In February, the U.S. government stepped in to resolve the critical cancer-drug shortages, allowing shipments of drugs from India and Australia to fill the gap. The immediate threat for many cancer patients had passed, but as Dr. Hagop Kantarjian, chairman of the leukemia department at M.D. Anderson Cancer Center in Houston, says, “All of these [efforts] are Band-Aids, temporary measures that don’t address the key issues.”
The shortfalls aren’t limited to cancer drugs either — antibiotics, anesthetics, vaccines and even medications to treat ADHD are getting scarcer. According to the Food and Drug Administration (FDA), demand outstripped the supply of 178 drugs in 2010. The University of Utah Drug Information Service, which works with the American Society of Health System Pharmacists (ASHP) to track shortfalls, says the number was actually closer to 211. Last year, the ASHP and Utah group say, the number of drugs in short supply reached a record high of 267.
What accounts for the widespread shortfalls? And why now? The FDA says 54% of the shortages in 2010 were due to manufacturing problems that led to temporary or permanent plant shutdowns. Drugmakers, while acknowledging that quality-control issues contribute to supply interruptions, point the finger back at the FDA. The agency is responsible for overseeing drug manufacturing safety and quality, but it lacks adequate funding to hire reviewers to look at companies’ applications for new manufacturing facilities and processes or to send inspectors to existing plants in a timely way. Its bureaucracy adds to delays in approvals for new facilities or manufacturing processes, which can run a year long; meanwhile, lags in new drug approvals also continue, leaving the drug supply in jeopardy.

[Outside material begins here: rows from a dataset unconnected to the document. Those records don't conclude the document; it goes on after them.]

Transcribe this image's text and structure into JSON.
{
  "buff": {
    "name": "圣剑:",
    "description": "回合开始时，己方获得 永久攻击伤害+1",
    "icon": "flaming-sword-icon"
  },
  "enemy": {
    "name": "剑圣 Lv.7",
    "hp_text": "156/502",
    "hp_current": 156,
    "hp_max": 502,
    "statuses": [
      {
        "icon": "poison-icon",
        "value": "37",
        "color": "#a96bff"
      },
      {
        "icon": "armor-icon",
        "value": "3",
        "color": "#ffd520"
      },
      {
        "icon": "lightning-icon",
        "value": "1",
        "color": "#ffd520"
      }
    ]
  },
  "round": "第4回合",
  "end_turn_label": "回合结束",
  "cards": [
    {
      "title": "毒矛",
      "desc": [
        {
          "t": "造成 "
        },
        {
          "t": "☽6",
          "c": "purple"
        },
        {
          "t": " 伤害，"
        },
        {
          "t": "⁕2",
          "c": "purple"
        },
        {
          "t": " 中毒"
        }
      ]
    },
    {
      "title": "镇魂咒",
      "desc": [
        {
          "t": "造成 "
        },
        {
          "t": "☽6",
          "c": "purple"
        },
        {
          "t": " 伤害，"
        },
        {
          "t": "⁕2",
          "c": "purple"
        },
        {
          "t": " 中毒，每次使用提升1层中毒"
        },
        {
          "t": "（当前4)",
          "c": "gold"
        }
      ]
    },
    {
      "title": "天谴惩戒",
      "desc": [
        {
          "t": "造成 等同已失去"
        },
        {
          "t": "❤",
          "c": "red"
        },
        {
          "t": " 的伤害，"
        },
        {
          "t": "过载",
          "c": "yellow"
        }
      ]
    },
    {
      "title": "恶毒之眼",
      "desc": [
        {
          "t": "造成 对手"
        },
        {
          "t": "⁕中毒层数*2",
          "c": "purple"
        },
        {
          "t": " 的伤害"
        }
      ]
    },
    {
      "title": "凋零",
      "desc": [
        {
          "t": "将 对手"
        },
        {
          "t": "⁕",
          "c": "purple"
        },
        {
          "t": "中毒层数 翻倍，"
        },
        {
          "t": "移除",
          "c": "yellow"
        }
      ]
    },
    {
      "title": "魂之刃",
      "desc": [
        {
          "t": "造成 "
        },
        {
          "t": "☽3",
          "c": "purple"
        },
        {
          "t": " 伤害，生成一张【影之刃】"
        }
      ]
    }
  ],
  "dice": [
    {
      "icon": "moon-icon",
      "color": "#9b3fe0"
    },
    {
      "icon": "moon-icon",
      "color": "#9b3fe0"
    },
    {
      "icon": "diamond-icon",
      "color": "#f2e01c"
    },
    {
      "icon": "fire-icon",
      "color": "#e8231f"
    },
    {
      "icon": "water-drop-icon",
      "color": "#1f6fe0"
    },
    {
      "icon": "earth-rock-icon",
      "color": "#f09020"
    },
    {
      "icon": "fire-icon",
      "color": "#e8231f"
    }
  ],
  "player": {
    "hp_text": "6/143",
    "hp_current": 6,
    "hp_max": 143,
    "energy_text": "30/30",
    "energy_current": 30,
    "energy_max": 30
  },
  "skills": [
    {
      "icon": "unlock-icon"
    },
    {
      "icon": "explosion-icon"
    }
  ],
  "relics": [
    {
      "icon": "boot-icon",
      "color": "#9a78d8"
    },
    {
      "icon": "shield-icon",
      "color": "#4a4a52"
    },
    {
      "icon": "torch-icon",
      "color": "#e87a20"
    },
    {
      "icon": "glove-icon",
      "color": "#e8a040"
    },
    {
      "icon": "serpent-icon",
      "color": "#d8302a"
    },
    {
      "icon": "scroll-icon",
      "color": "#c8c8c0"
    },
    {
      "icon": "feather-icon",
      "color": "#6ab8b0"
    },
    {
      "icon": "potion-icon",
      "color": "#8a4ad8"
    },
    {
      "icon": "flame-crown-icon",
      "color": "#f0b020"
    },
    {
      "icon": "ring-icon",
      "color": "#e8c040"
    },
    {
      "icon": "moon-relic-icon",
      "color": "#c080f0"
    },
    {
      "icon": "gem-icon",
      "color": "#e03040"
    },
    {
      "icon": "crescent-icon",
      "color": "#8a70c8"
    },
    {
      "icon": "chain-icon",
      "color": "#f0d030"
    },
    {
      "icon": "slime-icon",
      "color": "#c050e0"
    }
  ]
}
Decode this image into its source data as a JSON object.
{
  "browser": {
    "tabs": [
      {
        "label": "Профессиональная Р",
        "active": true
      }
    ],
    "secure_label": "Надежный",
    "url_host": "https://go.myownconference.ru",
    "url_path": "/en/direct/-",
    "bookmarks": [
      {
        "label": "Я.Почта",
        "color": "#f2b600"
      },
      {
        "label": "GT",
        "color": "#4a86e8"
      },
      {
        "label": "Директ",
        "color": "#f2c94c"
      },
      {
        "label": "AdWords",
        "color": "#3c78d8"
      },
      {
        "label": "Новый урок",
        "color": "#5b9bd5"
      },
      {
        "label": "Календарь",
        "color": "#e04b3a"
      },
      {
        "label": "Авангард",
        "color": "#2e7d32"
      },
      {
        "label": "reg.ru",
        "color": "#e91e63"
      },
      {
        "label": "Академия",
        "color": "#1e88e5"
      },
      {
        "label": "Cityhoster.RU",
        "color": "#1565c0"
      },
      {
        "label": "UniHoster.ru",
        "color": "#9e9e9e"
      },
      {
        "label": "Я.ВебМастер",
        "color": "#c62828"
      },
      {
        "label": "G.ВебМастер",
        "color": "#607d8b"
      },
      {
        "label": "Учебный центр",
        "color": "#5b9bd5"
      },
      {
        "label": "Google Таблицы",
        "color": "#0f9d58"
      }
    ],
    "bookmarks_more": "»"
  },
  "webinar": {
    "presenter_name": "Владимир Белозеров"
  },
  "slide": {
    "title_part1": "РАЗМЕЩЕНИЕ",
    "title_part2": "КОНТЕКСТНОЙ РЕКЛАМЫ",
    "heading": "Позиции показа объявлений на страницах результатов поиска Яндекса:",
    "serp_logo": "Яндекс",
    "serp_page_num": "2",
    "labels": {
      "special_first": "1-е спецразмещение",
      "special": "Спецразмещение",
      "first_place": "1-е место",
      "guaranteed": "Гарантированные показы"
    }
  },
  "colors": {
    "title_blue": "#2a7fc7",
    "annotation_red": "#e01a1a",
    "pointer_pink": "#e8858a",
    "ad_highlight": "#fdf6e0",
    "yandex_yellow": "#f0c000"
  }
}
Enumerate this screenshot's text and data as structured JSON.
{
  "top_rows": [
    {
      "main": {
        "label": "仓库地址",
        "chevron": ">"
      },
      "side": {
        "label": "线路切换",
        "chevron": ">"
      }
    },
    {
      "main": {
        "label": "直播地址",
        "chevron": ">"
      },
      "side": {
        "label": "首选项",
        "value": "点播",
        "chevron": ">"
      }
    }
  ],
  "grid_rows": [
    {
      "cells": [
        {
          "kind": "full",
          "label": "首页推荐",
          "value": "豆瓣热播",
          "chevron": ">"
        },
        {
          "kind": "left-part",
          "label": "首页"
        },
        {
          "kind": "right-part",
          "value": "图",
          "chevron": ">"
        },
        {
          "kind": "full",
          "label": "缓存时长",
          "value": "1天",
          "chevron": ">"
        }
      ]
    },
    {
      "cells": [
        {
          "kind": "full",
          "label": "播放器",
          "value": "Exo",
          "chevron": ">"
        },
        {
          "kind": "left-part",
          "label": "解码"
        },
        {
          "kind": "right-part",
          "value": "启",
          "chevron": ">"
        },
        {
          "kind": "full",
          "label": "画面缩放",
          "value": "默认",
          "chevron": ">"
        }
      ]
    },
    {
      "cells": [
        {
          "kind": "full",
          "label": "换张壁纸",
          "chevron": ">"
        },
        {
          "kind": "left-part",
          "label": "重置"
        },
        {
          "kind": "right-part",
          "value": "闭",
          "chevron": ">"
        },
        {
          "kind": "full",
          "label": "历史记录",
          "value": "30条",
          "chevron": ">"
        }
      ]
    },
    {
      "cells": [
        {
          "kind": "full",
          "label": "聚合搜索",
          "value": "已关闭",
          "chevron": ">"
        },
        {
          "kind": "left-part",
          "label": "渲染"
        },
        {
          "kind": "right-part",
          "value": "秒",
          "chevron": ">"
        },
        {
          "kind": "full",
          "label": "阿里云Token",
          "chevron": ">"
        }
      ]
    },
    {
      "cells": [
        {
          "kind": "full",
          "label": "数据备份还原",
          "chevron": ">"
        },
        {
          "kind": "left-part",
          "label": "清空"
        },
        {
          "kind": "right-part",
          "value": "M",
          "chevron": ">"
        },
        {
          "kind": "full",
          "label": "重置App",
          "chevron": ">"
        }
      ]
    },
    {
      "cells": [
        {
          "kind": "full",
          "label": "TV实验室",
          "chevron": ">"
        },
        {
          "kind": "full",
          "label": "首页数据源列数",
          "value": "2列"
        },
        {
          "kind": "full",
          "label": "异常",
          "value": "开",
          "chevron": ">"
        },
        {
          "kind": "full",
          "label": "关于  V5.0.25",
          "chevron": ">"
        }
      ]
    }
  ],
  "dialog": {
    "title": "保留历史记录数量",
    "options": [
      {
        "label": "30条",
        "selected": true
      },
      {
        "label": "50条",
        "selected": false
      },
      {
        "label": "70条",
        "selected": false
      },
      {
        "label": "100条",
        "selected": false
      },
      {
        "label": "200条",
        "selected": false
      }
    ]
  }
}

Others cite the government’s tight price controls on generic drugs — particularly those paid for with Medicare and Medicaid — which slim down profit margins for manufacturers. Neither the government nor drugmakers subscribe to this explanation, but the argument goes that diminishing profits motivate drugmakers to abandon generics in pursuit of more profitable, patented products and de-incentivizes them from investing in better manufacturing technologies for generics. Both problems mean production of important drugs can grind to a halt when the slightest quality issue or financial glitch disrupts the system.
Congress has launched several investigations of the drug-shortage problem, and last year President Obama issued an Executive Order directing the FDA to expand its authority to police drug shortages, including requiring all manufacturers to notify the agency of impending shortages; currently the FDA can only compel companies to alert them if they are the sole maker of a drug they plan to discontinue.
The Obama Administration also instructed the FDA to report any violations of the government’s price controls on generics, which some critics believe will serve only to inflame the problem rather than resolve it.
Meanwhile, the nation’s drug supply is growing increasingly unstable, leaving an unprecedented number of patients vulnerable to lapses in care. “There’s little question that it has never been like this, not just with cancer drugs but with drug shortages in general,” says Dr. Michael Link, president of the American Society of Clinical Oncology. “We have had shortages before, but they have been intermittent, and never anything as extensive both in terms of the breadth of drugs affected and the depths of shortages and how long they lasted.”
So who’s right — the FDA or the industry? Or neither?